Data for processing:
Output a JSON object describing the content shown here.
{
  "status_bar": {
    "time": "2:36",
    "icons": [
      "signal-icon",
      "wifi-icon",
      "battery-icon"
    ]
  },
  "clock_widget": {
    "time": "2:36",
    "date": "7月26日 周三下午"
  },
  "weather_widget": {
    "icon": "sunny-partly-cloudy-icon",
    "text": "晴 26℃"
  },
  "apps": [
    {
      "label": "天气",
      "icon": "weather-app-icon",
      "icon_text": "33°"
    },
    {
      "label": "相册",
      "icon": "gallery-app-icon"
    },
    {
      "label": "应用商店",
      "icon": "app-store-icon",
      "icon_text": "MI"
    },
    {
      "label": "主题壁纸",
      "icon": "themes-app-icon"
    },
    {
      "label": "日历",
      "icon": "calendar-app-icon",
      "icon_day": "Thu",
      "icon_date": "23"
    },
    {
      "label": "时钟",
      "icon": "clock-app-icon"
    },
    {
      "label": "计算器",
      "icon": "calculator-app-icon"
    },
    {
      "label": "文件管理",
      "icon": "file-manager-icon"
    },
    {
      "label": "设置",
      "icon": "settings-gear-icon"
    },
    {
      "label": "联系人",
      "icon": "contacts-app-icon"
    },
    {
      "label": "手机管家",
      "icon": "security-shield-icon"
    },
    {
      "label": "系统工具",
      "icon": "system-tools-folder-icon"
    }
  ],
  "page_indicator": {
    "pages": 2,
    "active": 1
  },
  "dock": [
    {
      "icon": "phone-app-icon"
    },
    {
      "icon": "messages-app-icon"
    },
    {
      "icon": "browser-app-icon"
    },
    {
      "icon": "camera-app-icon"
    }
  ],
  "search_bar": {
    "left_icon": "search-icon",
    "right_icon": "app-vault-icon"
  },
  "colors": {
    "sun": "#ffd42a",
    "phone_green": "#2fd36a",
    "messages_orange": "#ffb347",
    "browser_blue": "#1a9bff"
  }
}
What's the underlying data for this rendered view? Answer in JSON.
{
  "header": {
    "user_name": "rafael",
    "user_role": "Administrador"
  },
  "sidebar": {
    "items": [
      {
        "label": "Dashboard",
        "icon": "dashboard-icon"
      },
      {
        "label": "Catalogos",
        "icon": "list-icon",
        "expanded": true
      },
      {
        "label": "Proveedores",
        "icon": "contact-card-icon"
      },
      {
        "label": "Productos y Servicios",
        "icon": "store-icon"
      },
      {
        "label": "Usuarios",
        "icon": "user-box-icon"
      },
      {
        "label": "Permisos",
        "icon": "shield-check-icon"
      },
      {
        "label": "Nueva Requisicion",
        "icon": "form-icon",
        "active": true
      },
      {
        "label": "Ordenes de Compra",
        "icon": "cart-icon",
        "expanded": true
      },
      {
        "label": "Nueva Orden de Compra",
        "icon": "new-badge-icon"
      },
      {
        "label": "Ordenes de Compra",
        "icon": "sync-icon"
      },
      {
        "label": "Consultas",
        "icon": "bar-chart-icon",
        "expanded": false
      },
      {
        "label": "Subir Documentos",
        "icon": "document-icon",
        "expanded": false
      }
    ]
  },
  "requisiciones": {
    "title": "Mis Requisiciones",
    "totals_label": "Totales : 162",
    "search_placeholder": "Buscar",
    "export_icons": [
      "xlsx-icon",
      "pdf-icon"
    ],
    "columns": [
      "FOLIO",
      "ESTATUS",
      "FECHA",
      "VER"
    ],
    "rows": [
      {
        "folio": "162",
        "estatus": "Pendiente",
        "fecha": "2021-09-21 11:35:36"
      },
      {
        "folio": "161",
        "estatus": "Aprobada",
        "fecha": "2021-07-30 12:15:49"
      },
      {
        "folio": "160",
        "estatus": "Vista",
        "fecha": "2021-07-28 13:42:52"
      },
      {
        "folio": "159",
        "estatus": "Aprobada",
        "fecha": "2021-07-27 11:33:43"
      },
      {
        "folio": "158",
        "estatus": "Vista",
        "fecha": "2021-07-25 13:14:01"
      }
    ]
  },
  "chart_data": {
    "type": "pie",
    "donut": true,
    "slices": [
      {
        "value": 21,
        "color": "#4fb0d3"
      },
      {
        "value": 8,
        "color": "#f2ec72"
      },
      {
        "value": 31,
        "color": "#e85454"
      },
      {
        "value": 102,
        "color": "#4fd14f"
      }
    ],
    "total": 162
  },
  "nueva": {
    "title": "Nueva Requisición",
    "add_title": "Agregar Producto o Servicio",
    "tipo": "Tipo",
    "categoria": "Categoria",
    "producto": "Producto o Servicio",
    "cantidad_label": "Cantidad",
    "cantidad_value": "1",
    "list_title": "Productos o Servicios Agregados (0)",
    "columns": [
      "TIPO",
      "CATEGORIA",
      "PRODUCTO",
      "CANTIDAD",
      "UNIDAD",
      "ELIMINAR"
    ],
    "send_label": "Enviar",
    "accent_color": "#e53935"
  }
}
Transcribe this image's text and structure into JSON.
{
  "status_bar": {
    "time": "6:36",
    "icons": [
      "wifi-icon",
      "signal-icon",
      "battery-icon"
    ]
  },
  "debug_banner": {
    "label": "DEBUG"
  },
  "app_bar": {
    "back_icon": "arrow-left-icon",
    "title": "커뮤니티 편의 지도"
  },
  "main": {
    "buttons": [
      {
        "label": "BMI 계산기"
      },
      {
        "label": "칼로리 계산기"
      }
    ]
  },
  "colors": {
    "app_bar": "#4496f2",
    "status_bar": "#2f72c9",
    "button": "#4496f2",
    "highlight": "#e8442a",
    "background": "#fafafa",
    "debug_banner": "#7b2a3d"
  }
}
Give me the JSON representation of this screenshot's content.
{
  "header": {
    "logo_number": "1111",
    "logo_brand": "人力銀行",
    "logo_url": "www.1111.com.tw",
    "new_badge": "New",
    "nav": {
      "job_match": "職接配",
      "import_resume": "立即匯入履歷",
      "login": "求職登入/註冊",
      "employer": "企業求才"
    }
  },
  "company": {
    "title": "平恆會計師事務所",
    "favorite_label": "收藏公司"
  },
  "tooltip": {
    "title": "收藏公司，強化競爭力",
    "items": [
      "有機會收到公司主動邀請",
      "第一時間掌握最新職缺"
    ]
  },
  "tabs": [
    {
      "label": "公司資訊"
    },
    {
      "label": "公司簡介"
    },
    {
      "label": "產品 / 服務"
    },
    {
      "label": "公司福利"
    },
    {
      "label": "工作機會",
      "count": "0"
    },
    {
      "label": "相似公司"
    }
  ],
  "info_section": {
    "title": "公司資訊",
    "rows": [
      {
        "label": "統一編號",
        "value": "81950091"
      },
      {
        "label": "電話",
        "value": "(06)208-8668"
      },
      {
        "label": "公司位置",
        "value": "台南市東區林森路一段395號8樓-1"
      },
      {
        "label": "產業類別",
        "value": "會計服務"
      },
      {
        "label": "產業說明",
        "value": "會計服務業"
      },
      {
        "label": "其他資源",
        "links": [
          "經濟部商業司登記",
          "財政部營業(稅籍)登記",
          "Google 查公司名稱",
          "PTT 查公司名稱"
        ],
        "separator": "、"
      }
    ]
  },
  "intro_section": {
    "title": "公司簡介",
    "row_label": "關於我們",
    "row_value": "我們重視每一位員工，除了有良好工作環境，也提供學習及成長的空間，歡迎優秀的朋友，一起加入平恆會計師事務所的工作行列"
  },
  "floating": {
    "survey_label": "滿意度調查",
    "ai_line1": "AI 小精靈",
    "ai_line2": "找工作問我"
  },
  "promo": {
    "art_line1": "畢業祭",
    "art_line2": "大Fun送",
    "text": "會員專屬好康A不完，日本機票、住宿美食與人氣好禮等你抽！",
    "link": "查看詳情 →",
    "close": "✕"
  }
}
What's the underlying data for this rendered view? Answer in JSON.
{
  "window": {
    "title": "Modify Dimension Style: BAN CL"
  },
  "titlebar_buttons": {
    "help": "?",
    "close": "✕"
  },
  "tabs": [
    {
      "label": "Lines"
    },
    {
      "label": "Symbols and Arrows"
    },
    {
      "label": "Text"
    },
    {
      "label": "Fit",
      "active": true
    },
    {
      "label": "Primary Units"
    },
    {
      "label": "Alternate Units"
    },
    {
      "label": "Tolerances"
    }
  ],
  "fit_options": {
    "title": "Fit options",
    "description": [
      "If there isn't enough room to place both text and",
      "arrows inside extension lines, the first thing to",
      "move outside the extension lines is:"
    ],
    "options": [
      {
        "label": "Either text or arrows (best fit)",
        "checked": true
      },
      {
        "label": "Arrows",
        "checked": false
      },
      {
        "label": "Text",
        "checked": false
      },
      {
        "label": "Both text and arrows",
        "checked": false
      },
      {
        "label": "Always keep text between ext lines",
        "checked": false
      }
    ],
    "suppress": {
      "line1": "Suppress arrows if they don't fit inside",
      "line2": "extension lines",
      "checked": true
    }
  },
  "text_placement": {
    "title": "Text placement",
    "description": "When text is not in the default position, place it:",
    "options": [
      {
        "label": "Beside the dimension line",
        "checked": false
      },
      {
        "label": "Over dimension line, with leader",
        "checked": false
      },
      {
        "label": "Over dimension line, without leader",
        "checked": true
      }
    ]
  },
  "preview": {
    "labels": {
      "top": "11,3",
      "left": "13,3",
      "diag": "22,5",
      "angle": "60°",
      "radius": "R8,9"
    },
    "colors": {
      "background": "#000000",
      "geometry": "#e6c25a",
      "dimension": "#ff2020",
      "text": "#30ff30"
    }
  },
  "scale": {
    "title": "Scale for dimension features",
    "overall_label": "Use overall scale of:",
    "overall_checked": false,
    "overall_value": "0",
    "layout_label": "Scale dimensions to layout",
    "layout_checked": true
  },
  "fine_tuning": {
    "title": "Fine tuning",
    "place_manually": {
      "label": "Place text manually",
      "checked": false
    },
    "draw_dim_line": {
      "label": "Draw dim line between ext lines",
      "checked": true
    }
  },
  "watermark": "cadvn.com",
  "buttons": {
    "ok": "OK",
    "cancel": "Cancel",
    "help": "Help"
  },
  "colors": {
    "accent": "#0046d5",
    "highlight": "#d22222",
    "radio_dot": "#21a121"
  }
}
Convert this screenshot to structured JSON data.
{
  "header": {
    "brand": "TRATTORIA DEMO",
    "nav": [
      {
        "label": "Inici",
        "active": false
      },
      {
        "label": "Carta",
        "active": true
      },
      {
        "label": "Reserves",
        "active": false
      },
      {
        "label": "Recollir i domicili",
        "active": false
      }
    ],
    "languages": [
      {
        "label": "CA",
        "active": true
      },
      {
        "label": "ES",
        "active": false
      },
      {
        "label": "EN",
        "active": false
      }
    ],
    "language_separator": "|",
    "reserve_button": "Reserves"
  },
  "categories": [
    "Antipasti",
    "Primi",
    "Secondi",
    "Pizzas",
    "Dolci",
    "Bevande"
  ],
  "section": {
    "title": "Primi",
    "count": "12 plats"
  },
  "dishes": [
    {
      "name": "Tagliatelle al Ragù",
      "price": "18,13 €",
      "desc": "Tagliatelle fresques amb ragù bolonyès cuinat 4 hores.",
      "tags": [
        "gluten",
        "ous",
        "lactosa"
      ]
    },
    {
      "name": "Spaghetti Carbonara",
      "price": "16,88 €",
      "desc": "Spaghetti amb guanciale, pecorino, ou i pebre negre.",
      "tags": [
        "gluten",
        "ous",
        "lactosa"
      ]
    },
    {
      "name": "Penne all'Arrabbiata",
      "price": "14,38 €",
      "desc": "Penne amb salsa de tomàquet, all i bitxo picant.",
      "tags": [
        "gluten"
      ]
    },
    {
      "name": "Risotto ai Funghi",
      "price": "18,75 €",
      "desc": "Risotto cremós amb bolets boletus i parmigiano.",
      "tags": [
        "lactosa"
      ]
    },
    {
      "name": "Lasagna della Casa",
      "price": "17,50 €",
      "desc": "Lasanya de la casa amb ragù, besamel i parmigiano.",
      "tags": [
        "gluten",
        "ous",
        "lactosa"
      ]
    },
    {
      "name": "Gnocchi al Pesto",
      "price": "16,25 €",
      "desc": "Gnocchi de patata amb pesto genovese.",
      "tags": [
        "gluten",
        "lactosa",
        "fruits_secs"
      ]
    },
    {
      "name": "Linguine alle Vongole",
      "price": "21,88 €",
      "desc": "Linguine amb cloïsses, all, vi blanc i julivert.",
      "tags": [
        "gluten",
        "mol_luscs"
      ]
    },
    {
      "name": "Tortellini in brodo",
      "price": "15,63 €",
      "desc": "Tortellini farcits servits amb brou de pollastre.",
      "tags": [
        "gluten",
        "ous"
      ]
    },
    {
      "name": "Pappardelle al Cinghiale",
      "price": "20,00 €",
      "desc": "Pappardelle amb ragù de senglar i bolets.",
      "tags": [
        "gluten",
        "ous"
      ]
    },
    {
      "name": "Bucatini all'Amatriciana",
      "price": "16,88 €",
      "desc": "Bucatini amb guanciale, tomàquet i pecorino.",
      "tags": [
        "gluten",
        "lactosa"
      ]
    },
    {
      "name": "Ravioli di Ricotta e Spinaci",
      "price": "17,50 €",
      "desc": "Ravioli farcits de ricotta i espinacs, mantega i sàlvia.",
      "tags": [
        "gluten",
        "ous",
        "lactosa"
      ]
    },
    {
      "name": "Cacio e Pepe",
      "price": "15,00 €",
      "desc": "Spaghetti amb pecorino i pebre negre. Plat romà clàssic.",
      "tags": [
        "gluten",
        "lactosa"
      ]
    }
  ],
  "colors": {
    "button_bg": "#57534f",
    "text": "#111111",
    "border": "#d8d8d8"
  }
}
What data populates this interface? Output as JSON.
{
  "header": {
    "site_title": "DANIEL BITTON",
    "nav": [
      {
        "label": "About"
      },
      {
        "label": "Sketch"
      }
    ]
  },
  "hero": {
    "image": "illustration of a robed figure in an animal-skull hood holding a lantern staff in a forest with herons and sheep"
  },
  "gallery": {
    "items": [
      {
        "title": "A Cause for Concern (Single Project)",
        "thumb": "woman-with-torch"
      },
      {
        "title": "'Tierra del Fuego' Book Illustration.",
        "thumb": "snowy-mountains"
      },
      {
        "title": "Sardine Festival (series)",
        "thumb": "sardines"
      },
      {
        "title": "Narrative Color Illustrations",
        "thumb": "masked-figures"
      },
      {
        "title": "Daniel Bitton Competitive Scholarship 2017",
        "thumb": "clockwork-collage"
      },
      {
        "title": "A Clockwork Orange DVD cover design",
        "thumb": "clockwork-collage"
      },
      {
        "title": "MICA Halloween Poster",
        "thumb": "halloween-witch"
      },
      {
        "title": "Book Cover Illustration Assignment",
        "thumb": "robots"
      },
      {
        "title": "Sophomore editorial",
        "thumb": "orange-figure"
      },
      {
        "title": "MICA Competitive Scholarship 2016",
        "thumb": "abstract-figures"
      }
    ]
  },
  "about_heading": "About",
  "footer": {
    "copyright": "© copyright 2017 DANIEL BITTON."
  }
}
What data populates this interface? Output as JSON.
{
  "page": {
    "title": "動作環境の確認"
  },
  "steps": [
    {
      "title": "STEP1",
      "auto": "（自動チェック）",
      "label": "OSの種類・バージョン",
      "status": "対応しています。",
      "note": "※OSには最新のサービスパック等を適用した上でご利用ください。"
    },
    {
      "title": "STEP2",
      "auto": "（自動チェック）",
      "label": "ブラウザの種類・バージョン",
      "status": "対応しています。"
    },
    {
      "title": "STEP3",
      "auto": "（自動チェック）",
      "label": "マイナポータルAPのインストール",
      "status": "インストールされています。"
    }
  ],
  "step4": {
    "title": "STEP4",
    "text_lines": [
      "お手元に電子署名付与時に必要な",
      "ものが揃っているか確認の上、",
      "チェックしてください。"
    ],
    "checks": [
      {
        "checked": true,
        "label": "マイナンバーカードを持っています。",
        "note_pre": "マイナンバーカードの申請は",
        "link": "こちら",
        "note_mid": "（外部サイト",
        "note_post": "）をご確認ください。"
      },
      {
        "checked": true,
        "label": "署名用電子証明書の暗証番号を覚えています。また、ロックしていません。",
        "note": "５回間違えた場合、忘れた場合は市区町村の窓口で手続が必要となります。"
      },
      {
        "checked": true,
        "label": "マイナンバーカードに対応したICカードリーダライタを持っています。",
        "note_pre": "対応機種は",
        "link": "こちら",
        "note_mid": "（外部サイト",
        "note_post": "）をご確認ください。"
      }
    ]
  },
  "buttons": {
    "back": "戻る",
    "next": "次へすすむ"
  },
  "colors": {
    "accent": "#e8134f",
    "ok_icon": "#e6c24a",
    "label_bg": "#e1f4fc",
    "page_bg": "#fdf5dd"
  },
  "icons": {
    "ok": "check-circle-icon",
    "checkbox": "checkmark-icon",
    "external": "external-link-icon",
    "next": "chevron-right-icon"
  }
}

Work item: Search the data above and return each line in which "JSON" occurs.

Answer space:
Output a JSON object describing the content shown here.
What's the underlying data for this rendered view? Answer in JSON.
Transcribe this image's text and structure into JSON.
Give me the JSON representation of this screenshot's content.
What's the underlying data for this rendered view? Answer in JSON.
Convert this screenshot to structured JSON data.
What data populates this interface? Output as JSON.
What data populates this interface? Output as JSON.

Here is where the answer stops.